Now, all of that said, consider too that promoting a medium as “artsy” is just one of several possible techniques of promotion. As media, comics and (narrative) games are generally dominated by a few genres with niche appeal and juvenile stereotypes. Promoting such media as “legitimate” for adult use is sometimes just a matter of popularizing the notion they are capable of more varietyâ€”and thus reaching more audiencesâ€”than what the general populace expects.
Some people are still surprised to hear that there are comic books without funny animals or superheroes, but the rise of the “graphic novel” has helped alleviate this. Similarly, if narrative games could offer plots that don’t lean on shooting people, aliens, and/or monsters, this would help encourage the notion that the medium and its industry have more than one audience in mind.
Again, I totally agree that geeky media have great use and purpose for the geeks who are already enjoying them. I don’t think you or I or anybody else should have to give up Halo 3 and Mass Effect just because killing aliens to protect the galaxy has been done before. I don’t think, though, that making material that appeals to other audiences would really threaten the production of such material. Consider that there’s no dearth of geeky, big-budget sci-fi among Hollywood’s contemporary output, even though there’s plenty of variety in filmâ€”including a category for “artsy” material. On the contrary, the artsy stuff often brings a new sensibility to the blockbuster stuff, such as when you get indie film geeks working on the mainstream properties (Raimi on Spider-man, Jackson on Lord of the Rings, Favreau on Iron Man, etc.).

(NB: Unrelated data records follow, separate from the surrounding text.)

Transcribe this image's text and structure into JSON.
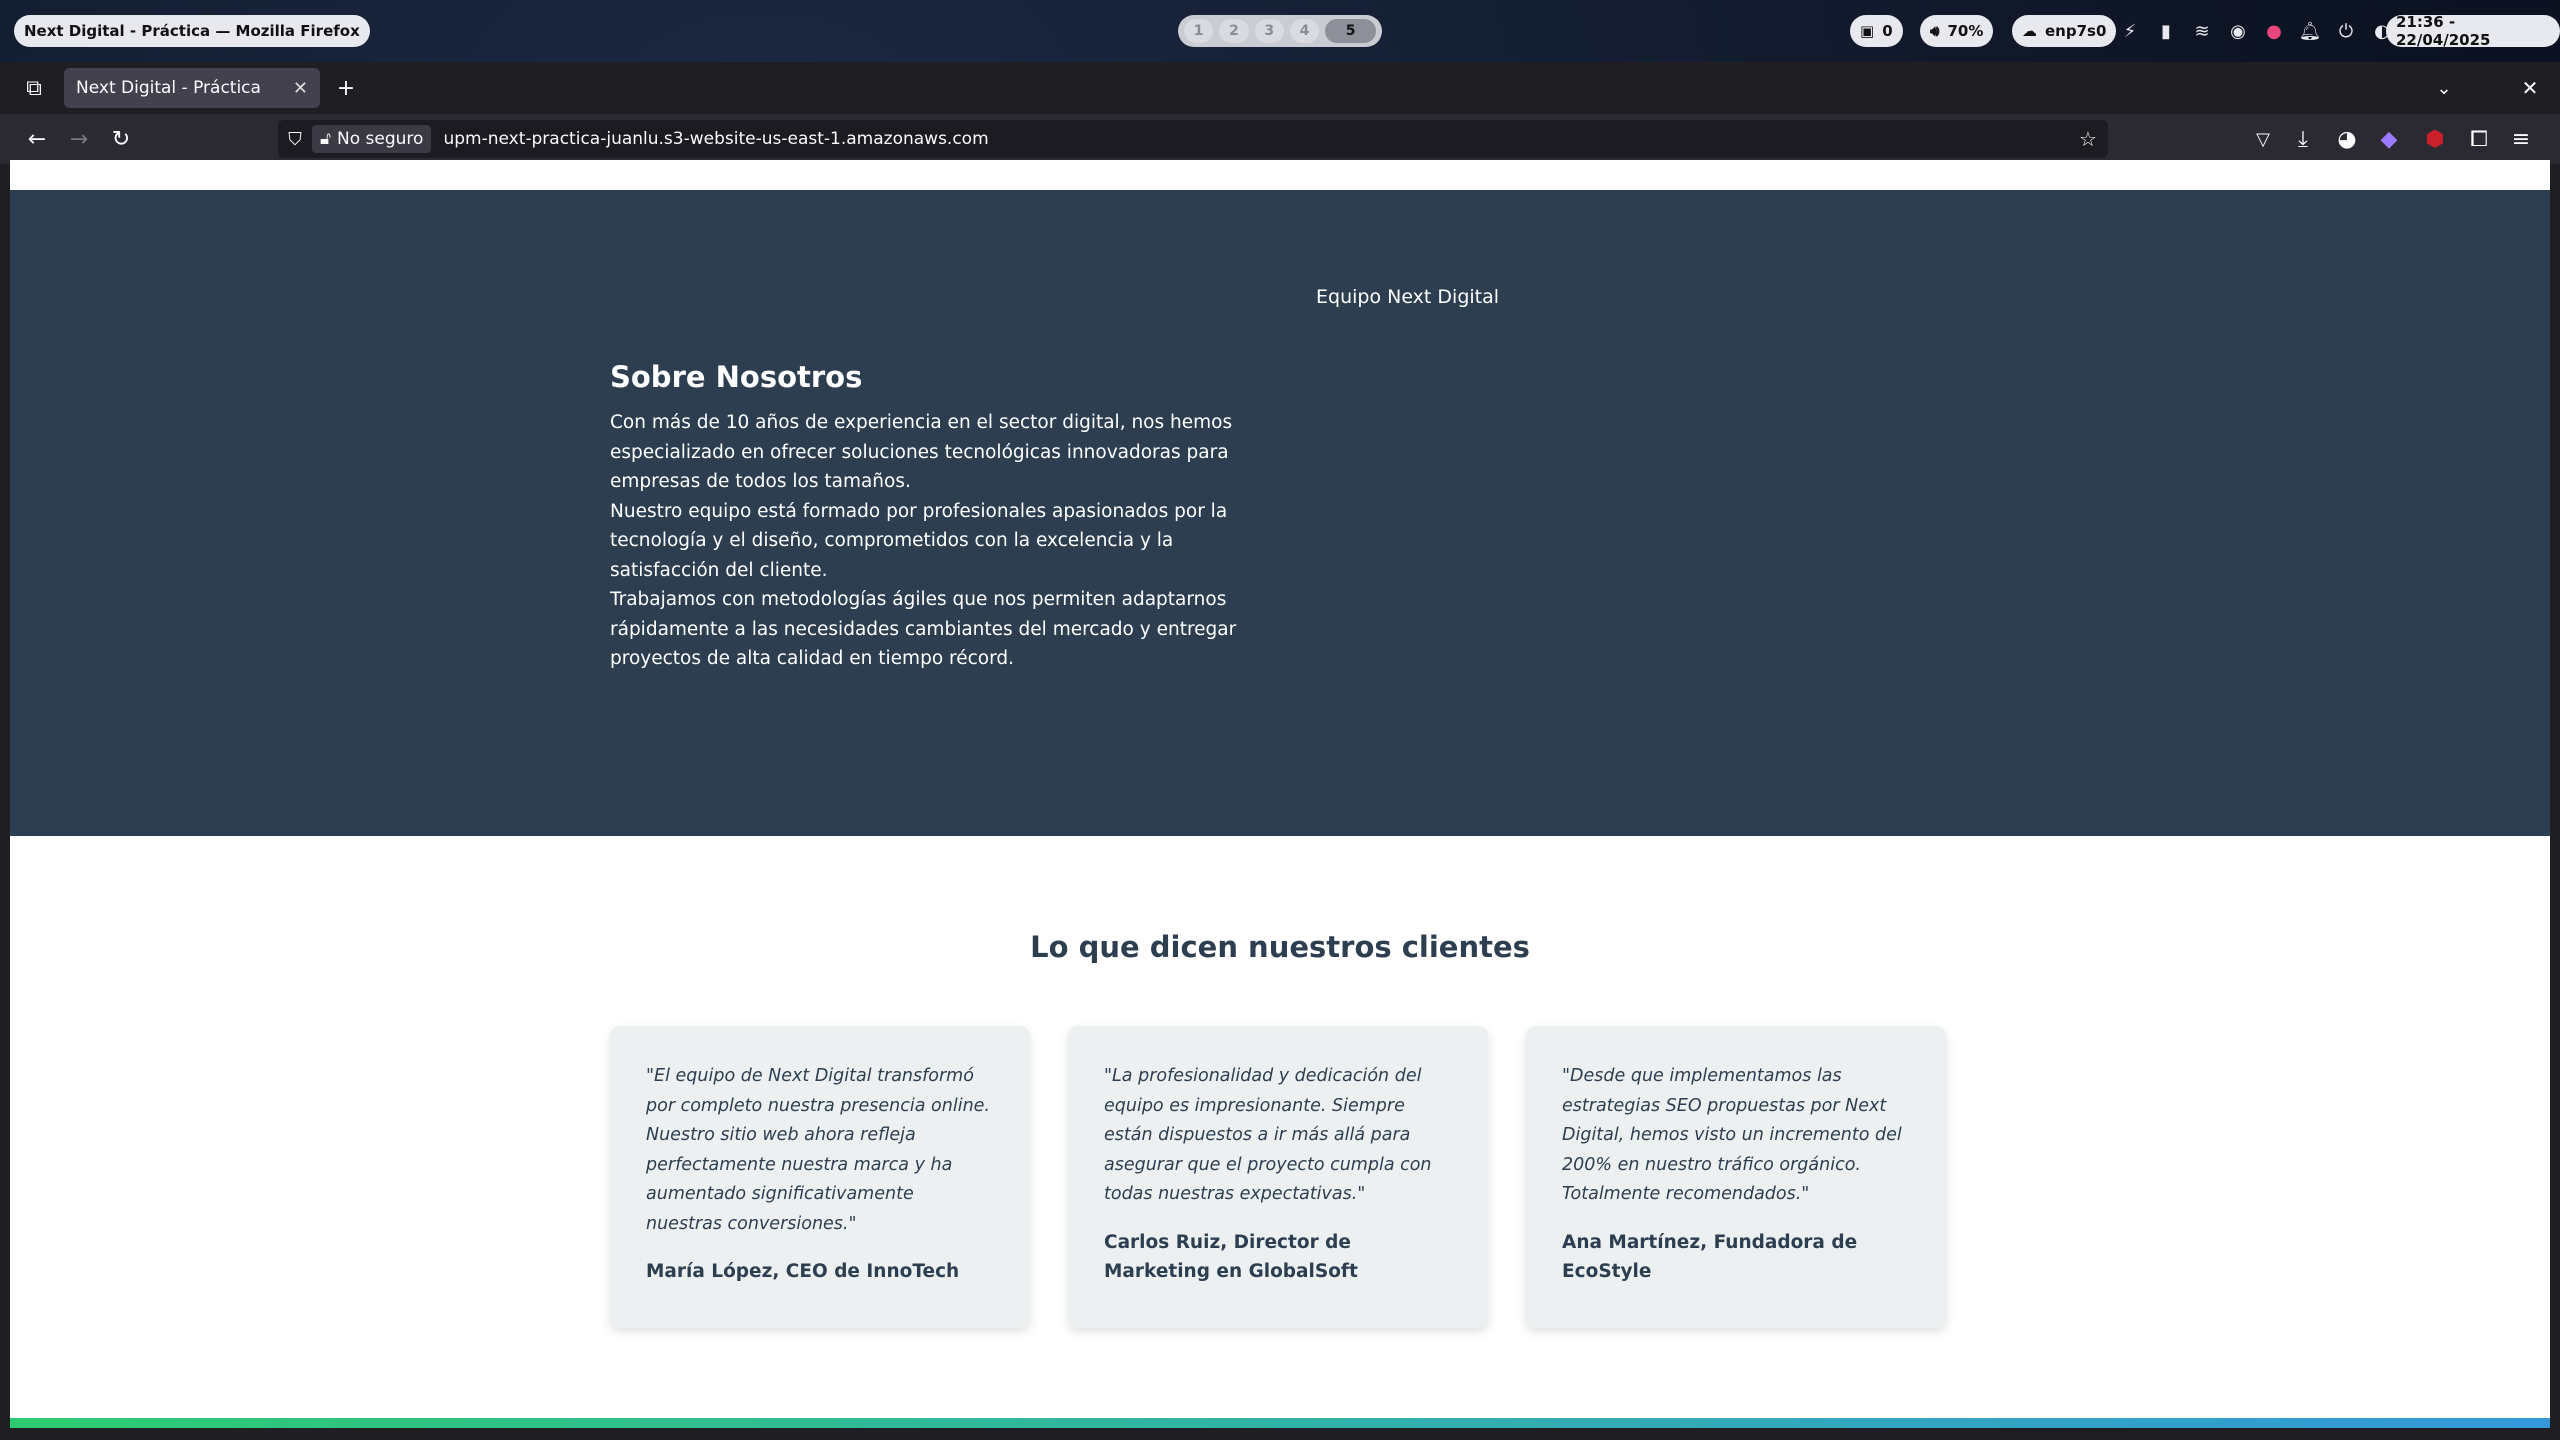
{
  "system_bar": {
    "window_title": "Next Digital - Práctica — Mozilla Firefox",
    "workspaces": [
      "1",
      "2",
      "3",
      "4",
      "5"
    ],
    "active_workspace": "5",
    "notifications": "0",
    "volume": "70%",
    "network": "enp7s0",
    "clock": "21:36 - 22/04/2025"
  },
  "browser": {
    "tab_title": "Next Digital - Práctica",
    "security_label": "No seguro",
    "url": "upm-next-practica-juanlu.s3-website-us-east-1.amazonaws.com"
  },
  "page": {
    "team_caption": "Equipo Next Digital",
    "about": {
      "heading": "Sobre Nosotros",
      "paragraphs": [
        "Con más de 10 años de experiencia en el sector digital, nos hemos especializado en ofrecer soluciones tecnológicas innovadoras para empresas de todos los tamaños.",
        "Nuestro equipo está formado por profesionales apasionados por la tecnología y el diseño, comprometidos con la excelencia y la satisfacción del cliente.",
        "Trabajamos con metodologías ágiles que nos permiten adaptarnos rápidamente a las necesidades cambiantes del mercado y entregar proyectos de alta calidad en tiempo récord."
      ]
    },
    "testimonials": {
      "heading": "Lo que dicen nuestros clientes",
      "items": [
        {
          "quote": "\"El equipo de Next Digital transformó por completo nuestra presencia online. Nuestro sitio web ahora refleja perfectamente nuestra marca y ha aumentado significativamente nuestras conversiones.\"",
          "author": "María López, CEO de InnoTech"
        },
        {
          "quote": "\"La profesionalidad y dedicación del equipo es impresionante. Siempre están dispuestos a ir más allá para asegurar que el proyecto cumpla con todas nuestras expectativas.\"",
          "author": "Carlos Ruiz, Director de Marketing en GlobalSoft"
        },
        {
          "quote": "\"Desde que implementamos las estrategias SEO propuestas por Next Digital, hemos visto un incremento del 200% en nuestro tráfico orgánico. Totalmente recomendados.\"",
          "author": "Ana Martínez, Fundadora de EcoStyle"
        }
      ]
    }
  }
}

Of course, as consumers, it’s not really our job to promote our favorite media to new audiences and in new ways; someone else is getting paid to do that. Still, I can’t help but think out loud about how things could be, perhaps should be, because I feel invested in the products of the geeky media industries. So I guess that suggests a fourth reason one might want to promote a medium: hoping that more variety eventually results in a more enjoyable product even for the geeks.